Then, from 27 January 1947 to 28 January 1981 he was employed by the National Coal Board, retiring at the age of 60. He joined the NCB at the start of the big freeze: Joy recalls that all the coal was frozen in the sidings outside the mines and that Labour was blamed for the weather.
Dennis and Joy met at the Hammersmith by-election in 1948, both of them having joined the Labour Party in 1945. They encountered each other again on May Day 1949 in Trafalgar Square, became engaged in 1950 and married in 1951. Joy was working as a child care officer for the London County Council. They had two sons, Martin and Andrew (who tragically died last year, far too young), and Joy now has four grandchildren and two great grandchildren.
Dennis stood unsuccessfully for parliament three times: for the Cities of London and Westminster ward in 1953, Paddington North in 1959 and in 1964 Bedfordshire South where he lost by only 339 votes. Joy also stood for parliament, in 1979 and 1983.
In the 1980s Dennis was elected a Labour member of Essex County Council. When the election in 1985 produced a hung council Dennis, with his Labour and Liberal/Social Democratic Party colleagues, managed to persuade the council at last to focus on rights of way and to get tough with path blockers—he called this triumph ‘the October Revolution’.
He was president and chairman of the Ramblers’ Essex Area, and chairman of the South-East Essex Group. South-Eastern Rambler reports that, in autumn 1985, Dennis had surveyed all the public paths on Canvey Island. As readers of this blog know, I walked with the group around the island last November, and there are many paths!
He was at the forefront of the long campaign to create the Hadleigh Castle Country Park in south-east Essex. It was opened in May 1987. John Rostron has posted a photo on a website about Hadleigh country park.
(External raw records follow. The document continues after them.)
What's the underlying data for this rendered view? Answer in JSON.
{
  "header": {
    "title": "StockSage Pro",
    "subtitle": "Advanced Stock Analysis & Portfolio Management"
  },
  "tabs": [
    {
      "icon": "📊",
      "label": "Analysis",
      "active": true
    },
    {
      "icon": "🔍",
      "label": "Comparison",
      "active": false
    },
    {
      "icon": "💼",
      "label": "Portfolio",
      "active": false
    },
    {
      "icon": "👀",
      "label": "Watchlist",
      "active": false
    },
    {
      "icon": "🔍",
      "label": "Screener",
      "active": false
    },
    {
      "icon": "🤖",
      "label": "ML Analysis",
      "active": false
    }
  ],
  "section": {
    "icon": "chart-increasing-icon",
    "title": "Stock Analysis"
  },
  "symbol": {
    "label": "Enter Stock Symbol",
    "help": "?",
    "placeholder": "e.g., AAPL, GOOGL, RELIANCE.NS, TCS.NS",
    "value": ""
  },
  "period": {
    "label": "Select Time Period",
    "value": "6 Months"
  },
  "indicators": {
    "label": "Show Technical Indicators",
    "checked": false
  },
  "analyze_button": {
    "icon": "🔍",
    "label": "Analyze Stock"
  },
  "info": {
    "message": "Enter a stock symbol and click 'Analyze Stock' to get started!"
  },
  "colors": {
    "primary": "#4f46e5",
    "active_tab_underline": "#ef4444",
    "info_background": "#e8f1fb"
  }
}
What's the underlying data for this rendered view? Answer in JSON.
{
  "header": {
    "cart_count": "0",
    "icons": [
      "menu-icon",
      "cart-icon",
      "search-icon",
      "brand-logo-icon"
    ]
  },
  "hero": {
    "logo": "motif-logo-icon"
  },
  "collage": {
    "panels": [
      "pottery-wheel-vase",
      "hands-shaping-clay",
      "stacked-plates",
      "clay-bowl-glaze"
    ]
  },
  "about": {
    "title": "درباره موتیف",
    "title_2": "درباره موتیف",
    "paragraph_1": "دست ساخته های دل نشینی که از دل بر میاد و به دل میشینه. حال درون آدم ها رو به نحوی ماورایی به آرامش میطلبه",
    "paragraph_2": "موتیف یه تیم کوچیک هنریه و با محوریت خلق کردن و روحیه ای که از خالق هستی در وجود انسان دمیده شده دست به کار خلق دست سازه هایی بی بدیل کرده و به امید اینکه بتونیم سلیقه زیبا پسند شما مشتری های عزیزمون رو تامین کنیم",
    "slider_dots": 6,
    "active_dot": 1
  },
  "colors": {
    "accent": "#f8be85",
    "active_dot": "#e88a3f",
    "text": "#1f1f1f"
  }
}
It is captioned: Opening of Hadleigh Castle Country Park in 1987. The Hadleigh Castle Country Park was a long time in gestating. Much of the drive for its establishment came from Councillor Dennis Nisbet, seen in this image at the opening ceremony. The park was officially opened at this event by Sir Derek Barber, chairman of the Countryside Commission. However, I have shown Dennis Nisbet as I consider he was the one worthy of illustration!
Representing the Ramblers, Dennis fought a path-rationalisation scheme at Canewdon in Essex in 1991, and won.
He also helped the Ramblers and Open Spaces Society to defeat the pernicious Ombersley rationalisation scheme in the former Hereford and Worcester, a plan involving the mass diversion of over one hundred paths.
Dennis’s grandmother died in 1957 aged 93. He inherited the family house in Church Stretton in 1982 from his aunt, and he and Joy moved there in 1992 after his aunt died. Dennis was elected secretary of Shropshire Ramblers and later countryside secretary.
He is particularly remembered for the path he claimed to the top of Ragleth Hill, then forbidden land (although subsequently it became access land under the Countryside and Rights of Way (CROW) Act 2000), and for the Nisbet Way, between Church Stretton and Little Stretton. While a councillor for Church Stretton Parish Council Dennis persuaded the council to take over a piece of land called Coppice Leasowes, an area to the north of the village containing a varied terraine and numerous different habitats. It was designated a local nature reserve in 1998.
In 2004, Dennis became the first landowner to dedicate land to public access under section 16 of the CROW Act, at Lurkenhope Wood on the Shropshire border near Knighton, with spectacular views of the Shropshire Hills. He then passed the land to the Shropshire Wildlife Trust. This generous gift is a fitting memorial to Dennis and his work for walkers.
Dennis was immensely hard working and committed to every task he took on—he wasn’t a quitter. We are so fortunate that he chose to volunteer for the Ramblers and to campaign for paths and access. He was a member of the Ramblers’ national executive committee (now board of trustees) from 1990 to 1994.
In the words of Eugene Suggett, senior policy officer at the Ramblers, Dennis was ‘a politically-adroit and inspiring campaigner’. I echo that.
Dennis Nisbet, 17 April 1920 – 16 Jan 2010